The Israelis are marketing a anti-swimmer sensor system that claims increased range, believed necessary because increased speed of swimmer delivery systems shortens reaction time.
“The AquaShield ER offers unprecedented detection ranges against all marine threats. The AquaShield ER passed rigorous sea trials achieving detection ranges of up to 3.5 kilometer for Swimmer Delivery Vehicle targets, 1.8 kilometers for Open Circuit Divers and 1.2 kilometers for divers using closed-circuit apparatus.”
Perhaps I am reading to much into this, but this capability may have played a part in intercepting five Hamas commandos who swam ashore in Israel recently as reported here.
I have been out of the loop for a long time, but I suspect the Coast Guard is still not integrated into a multiservice network capable of reacting to a terrorist incursion the way the Israelis reported did.

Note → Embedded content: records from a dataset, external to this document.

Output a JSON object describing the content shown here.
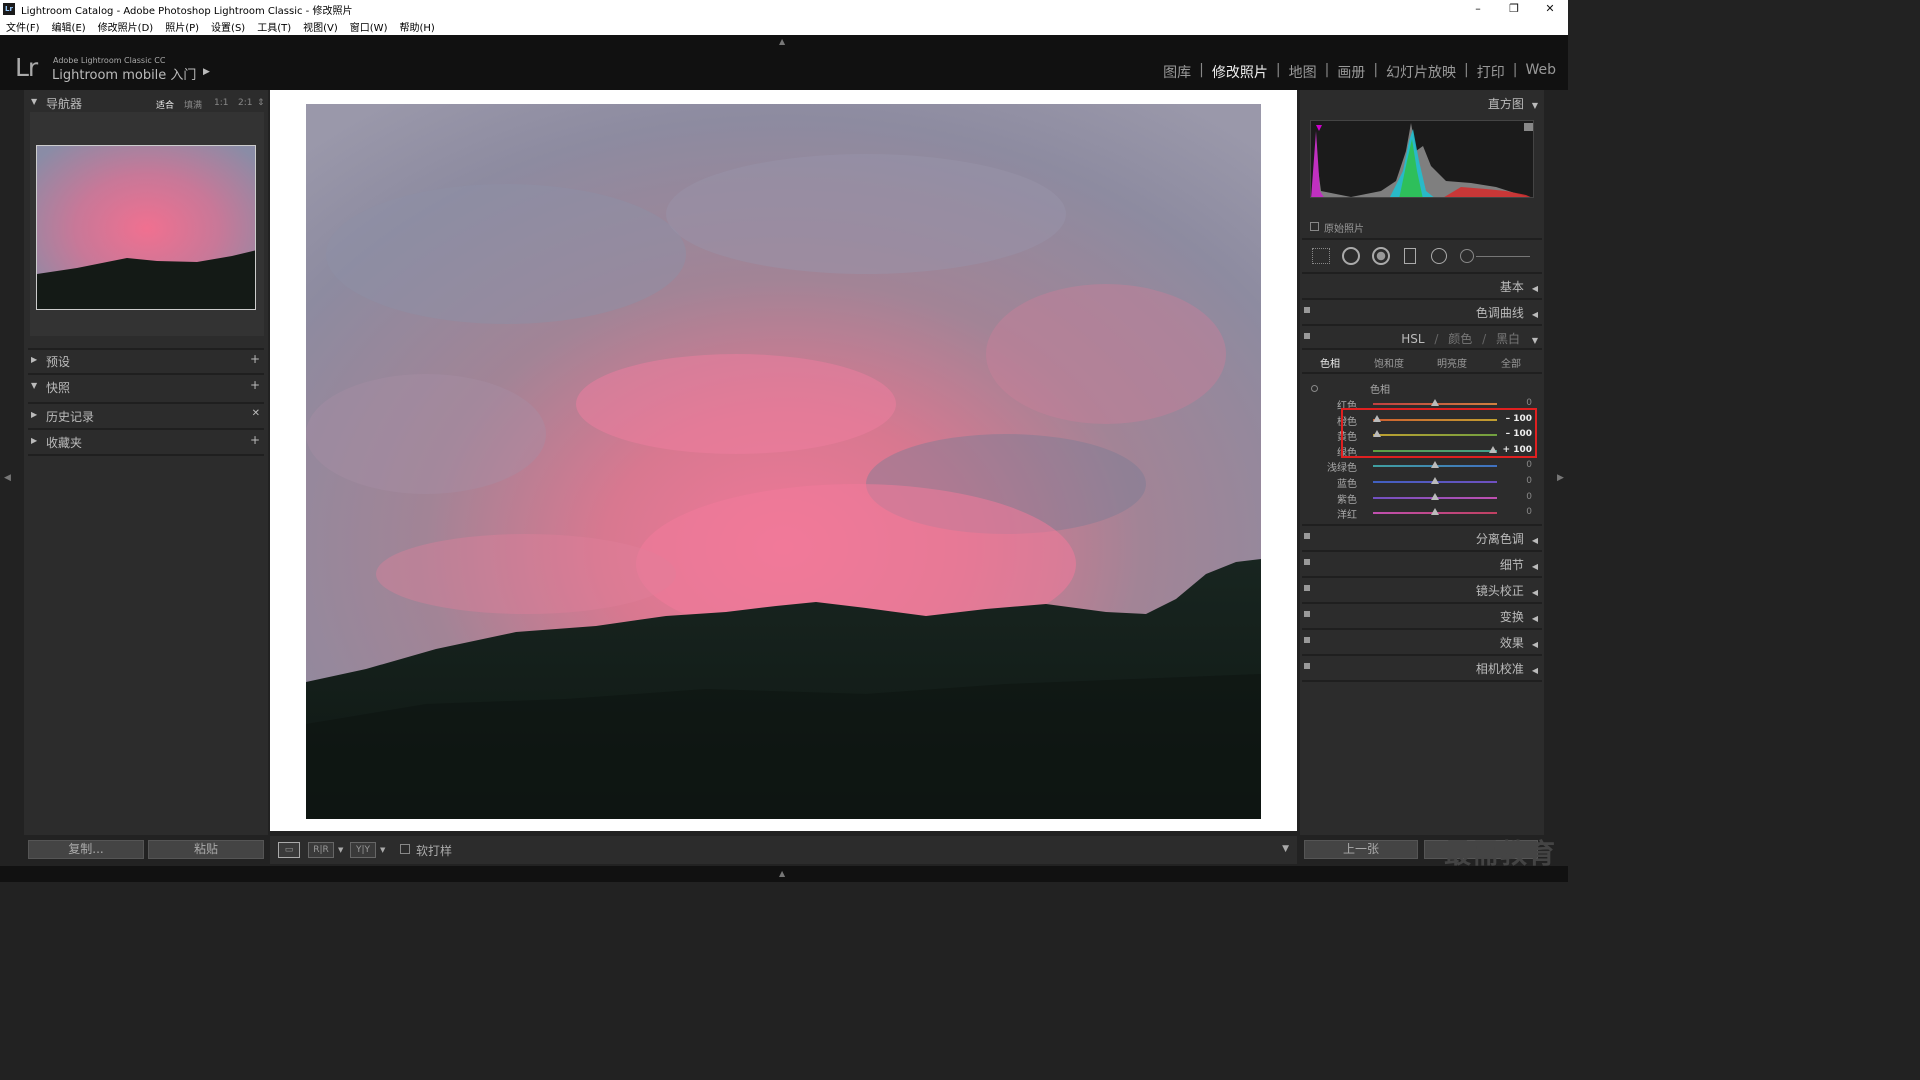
{
  "window": {
    "title": "Lightroom Catalog - Adobe Photoshop Lightroom Classic - 修改照片",
    "app_icon": "Lr",
    "minimize": "–",
    "maximize": "❐",
    "close": "✕"
  },
  "menu": [
    "文件(F)",
    "编辑(E)",
    "修改照片(D)",
    "照片(P)",
    "设置(S)",
    "工具(T)",
    "视图(V)",
    "窗口(W)",
    "帮助(H)"
  ],
  "identity": {
    "logo": "Lr",
    "product": "Adobe Lightroom Classic CC",
    "mobile": "Lightroom mobile 入门",
    "arrow": "▶"
  },
  "modules": [
    {
      "label": "图库",
      "active": false
    },
    {
      "label": "修改照片",
      "active": true
    },
    {
      "label": "地图",
      "active": false
    },
    {
      "label": "画册",
      "active": false
    },
    {
      "label": "幻灯片放映",
      "active": false
    },
    {
      "label": "打印",
      "active": false
    },
    {
      "label": "Web",
      "active": false
    }
  ],
  "left": {
    "navigator": {
      "label": "导航器",
      "zoom": [
        "适合",
        "填满",
        "1:1",
        "2:1"
      ]
    },
    "presets": "预设",
    "snapshots": "快照",
    "history": "历史记录",
    "collections": "收藏夹",
    "copy_btn": "复制...",
    "paste_btn": "粘贴"
  },
  "toolbar": {
    "soft_proof": "软打样",
    "view_rr": "R|R",
    "view_yy": "Y|Y"
  },
  "right": {
    "histogram": "直方图",
    "original_photo": "原始照片",
    "basic": "基本",
    "tone_curve": "色调曲线",
    "hsl": {
      "hsl": "HSL",
      "color": "颜色",
      "bw": "黑白"
    },
    "hsl_tabs": [
      "色相",
      "饱和度",
      "明亮度",
      "全部"
    ],
    "hue_group": "色相",
    "sliders": [
      {
        "label": "红色",
        "value": "0",
        "level": 0
      },
      {
        "label": "橙色",
        "value": "– 100",
        "level": -100
      },
      {
        "label": "黄色",
        "value": "– 100",
        "level": -100
      },
      {
        "label": "绿色",
        "value": "+ 100",
        "level": 100
      },
      {
        "label": "浅绿色",
        "value": "0",
        "level": 0
      },
      {
        "label": "蓝色",
        "value": "0",
        "level": 0
      },
      {
        "label": "紫色",
        "value": "0",
        "level": 0
      },
      {
        "label": "洋红",
        "value": "0",
        "level": 0
      }
    ],
    "sections": [
      "分离色调",
      "细节",
      "镜头校正",
      "变换",
      "效果",
      "相机校准"
    ],
    "prev_btn": "上一张"
  },
  "watermark": "最需教育",
  "colors": {
    "panel_bg": "#2c2c2c",
    "highlight_box": "#e02020"
  }
}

The Tammuz missile referred to in the report is in the same class as the Hellfire, but with a much longer range (25 km, that is more range than a WWII light cruiser). It has been previously referred to as the Spike NLOS (Non-line of Sight). Since they referred to this being mounted on an OPV rather than a corvette or missile boat, I suspect they are talking about it having been mounted on something relatively small, about the size of an 87 footer.
We already looked at a comparison of the Russian Security Service’s counterpart of the National Security Cutter with the Coast Guard version. Thought some of you might be interested to see what their version of a Fast Response Cutter looks like.
The first of the class Svetlyak class were delivered in 1988 and they are still in production. The little ships comes in three versions. The most numerous is a patrol version for the Security Service (Project 10410–photo), there is a cruise missile equipped version for the Navy (Project 10411), and an export version (Project 10412) apparently with MTU engines in lieu of the Russian diesels. The Russians have 26 of these, the Slovenians one lightly armed version (more here), and the Vietnamese have two with at least two, possibly four, more on order, armed like the Russian Security Service vessels.
Comparing the two classes, the Webber Class, with it’s high bow, certainly looks more sea worthy, and it’s boat appears much more ready to launch quickly in heavy weather.
The Russian design is slightly larger (375 tons vice 353), slightly faster (30 vs 28), and slightly longer (163 ft vs 154). They have three engines and three shafts instead of two and about 88% more power. They also have a bit larger crew with accommodations for 28 (vs 22-24). Again the USCG vessel has the advantage in range (2,500 nmi vs 2,200–some sources say as little as 1,300). Continue reading